In order to gain access to the widest range of music, I signed up for Amazon Music at a cost of £3.99 a month (the first 30 days being free with the ability to cancel, without charge within that time-frame). I’ve found the selection of music extremely varied and the fact that one can simply say “play “No Angel” by Dido) and the Echo does so is wonderful.

The sound quality in terms of music, Kindle and audio books is good, however for those who wish to further enhance their experience there is (I understand) a means of attaching an additional speaker.

The Echo’s ability to respond to questions is reasonable but, on balance I think that this is one of its weaker points. For example (as someone who is interested in politics) I asked it “what was the British Union of Fascists?” and Alexa read out a relevant snipet from the web. However on asking “what is the Socialist Worker’s Party?” Alexa provided information on the US-based far-left party (with no mention of the UK-based organisation). So anyone wishing to find out about the (UK-based) SWP would be better served by trusting to Google or another search engine.

Notwithstanding the above, asking questions such as “what is the weather in central London” will render an accurate result, as will questions such as “what is the capital of Germany?”

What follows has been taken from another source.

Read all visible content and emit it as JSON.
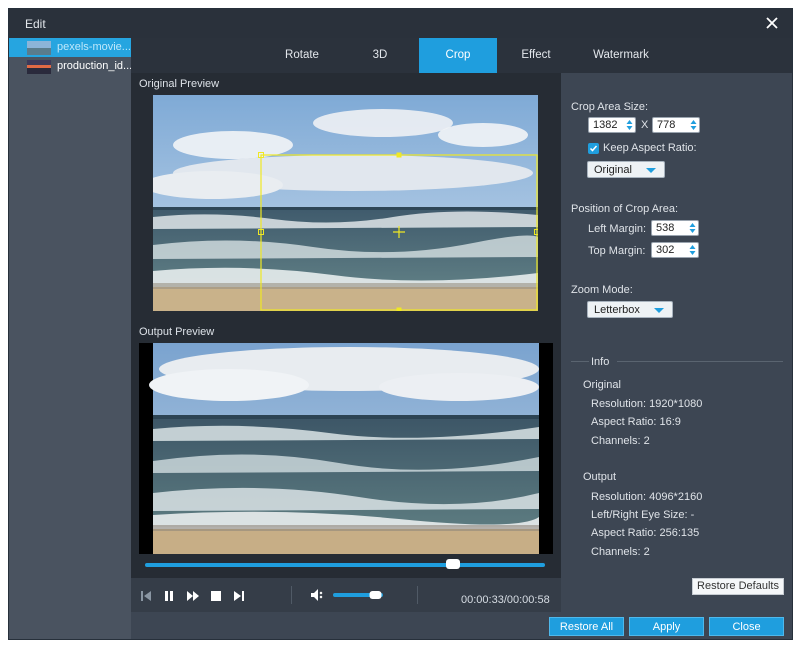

The Echo can control smart devices. However I have no such devices in my home, therefore I was unable to put the device through it’s paces here.

When purchasing an Echo, the user should be aware that all information is being sent through to Amazon’s servers. I looked back at my interactions with Alexa on the Amazon site and saw a record of all the questions I had posed to the device (although not the answers provided). One can delete this record. However there is a risk (as with any web based activity) of one’s interactions being intercepted (although this is no greater than the danger of one’s computer being hacked when using Google or another search engine).

I was able to sign up to Amazon Music by voice (without the need to enter my Amazon password as the device is already logged into my account). On the one hand this is extremely convenient as there is no need to log on to one’s computer etc. However anyone with children should, in my view seriously consider disabling this feature (there are many stories in the media of teenagers running up bills on smart devices due to their parents not having disabled or password protected the ability to make purchases without first having to enter security credentials).

All in all I highly recommend the Echo.

Kevin